Output the listing word for word, minus pictures.
*** Given entries ***
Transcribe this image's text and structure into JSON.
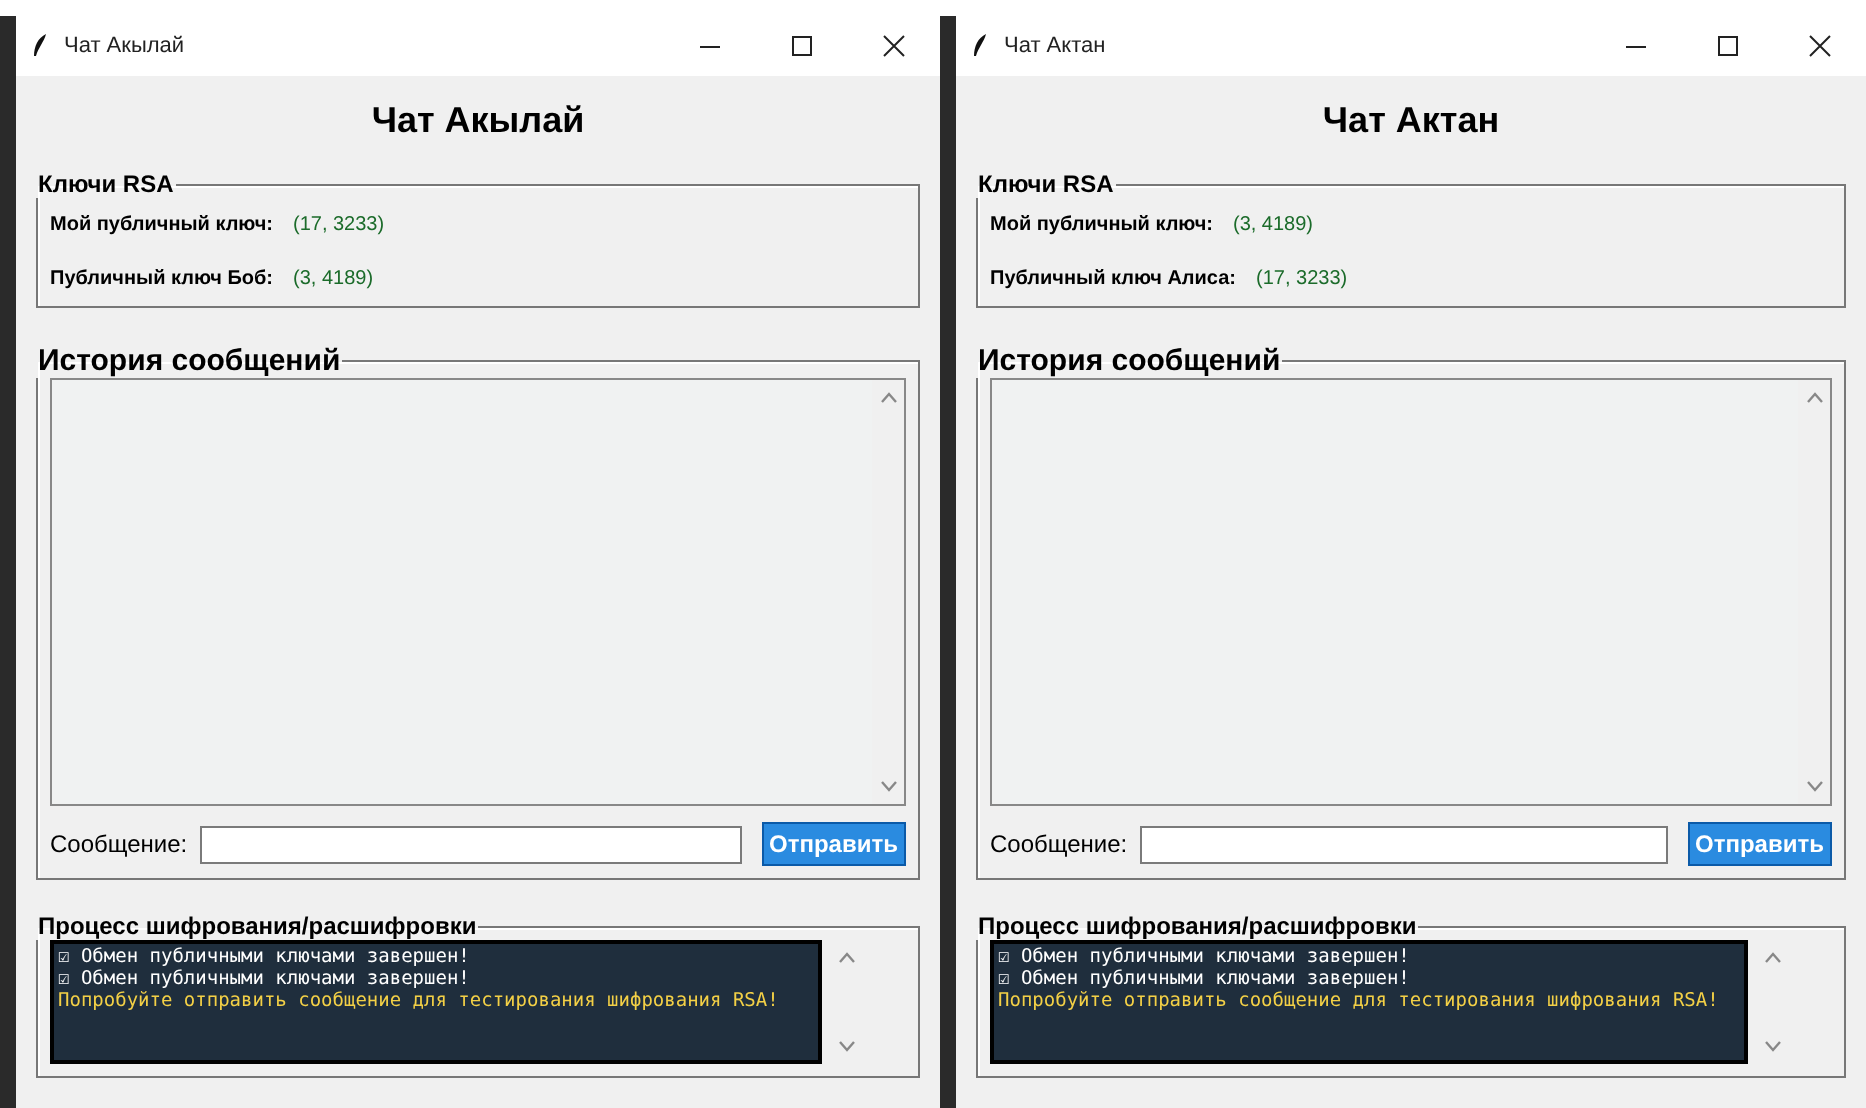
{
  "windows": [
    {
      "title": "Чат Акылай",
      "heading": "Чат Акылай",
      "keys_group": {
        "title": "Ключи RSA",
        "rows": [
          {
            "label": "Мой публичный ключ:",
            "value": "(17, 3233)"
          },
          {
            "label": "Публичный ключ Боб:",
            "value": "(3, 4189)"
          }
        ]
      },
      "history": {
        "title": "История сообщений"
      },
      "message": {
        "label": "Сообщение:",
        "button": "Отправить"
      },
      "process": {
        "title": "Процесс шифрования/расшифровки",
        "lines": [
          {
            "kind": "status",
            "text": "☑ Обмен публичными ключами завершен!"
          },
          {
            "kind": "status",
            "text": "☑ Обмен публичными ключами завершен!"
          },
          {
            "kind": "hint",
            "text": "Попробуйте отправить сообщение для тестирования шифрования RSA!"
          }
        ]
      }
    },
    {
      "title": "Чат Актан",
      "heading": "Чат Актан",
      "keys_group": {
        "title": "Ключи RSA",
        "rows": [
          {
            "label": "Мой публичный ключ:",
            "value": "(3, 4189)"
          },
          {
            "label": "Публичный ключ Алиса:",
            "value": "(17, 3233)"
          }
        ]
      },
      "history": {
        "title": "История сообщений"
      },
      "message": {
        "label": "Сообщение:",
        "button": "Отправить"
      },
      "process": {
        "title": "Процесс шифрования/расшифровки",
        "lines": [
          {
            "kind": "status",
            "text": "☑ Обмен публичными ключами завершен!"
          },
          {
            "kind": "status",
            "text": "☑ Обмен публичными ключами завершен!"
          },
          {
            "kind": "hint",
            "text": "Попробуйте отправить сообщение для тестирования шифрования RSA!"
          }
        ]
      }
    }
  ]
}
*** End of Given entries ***
Exercise solution –
Transcribe this image's text and structure into JSON.
{
  "windows": [
    {
      "title": "Чат Акылай",
      "heading": "Чат Акылай",
      "keys_group": {
        "title": "Ключи RSA",
        "rows": [
          {
            "label": "Мой публичный ключ:",
            "value": "(17, 3233)"
          },
          {
            "label": "Публичный ключ Боб:",
            "value": "(3, 4189)"
          }
        ]
      },
      "history": {
        "title": "История сообщений"
      },
      "message": {
        "label": "Сообщение:",
        "button": "Отправить"
      },
      "process": {
        "title": "Процесс шифрования/расшифровки",
        "lines": [
          {
            "kind": "status",
            "text": "☑ Обмен публичными ключами завершен!"
          },
          {
            "kind": "status",
            "text": "☑ Обмен публичными ключами завершен!"
          },
          {
            "kind": "hint",
            "text": "Попробуйте отправить сообщение для тестирования шифрования RSA!"
          }
        ]
      }
    },
    {
      "title": "Чат Актан",
      "heading": "Чат Актан",
      "keys_group": {
        "title": "Ключи RSA",
        "rows": [
          {
            "label": "Мой публичный ключ:",
            "value": "(3, 4189)"
          },
          {
            "label": "Публичный ключ Алиса:",
            "value": "(17, 3233)"
          }
        ]
      },
      "history": {
        "title": "История сообщений"
      },
      "message": {
        "label": "Сообщение:",
        "button": "Отправить"
      },
      "process": {
        "title": "Процесс шифрования/расшифровки",
        "lines": [
          {
            "kind": "status",
            "text": "☑ Обмен публичными ключами завершен!"
          },
          {
            "kind": "status",
            "text": "☑ Обмен публичными ключами завершен!"
          },
          {
            "kind": "hint",
            "text": "Попробуйте отправить сообщение для тестирования шифрования RSA!"
          }
        ]
      }
    }
  ]
}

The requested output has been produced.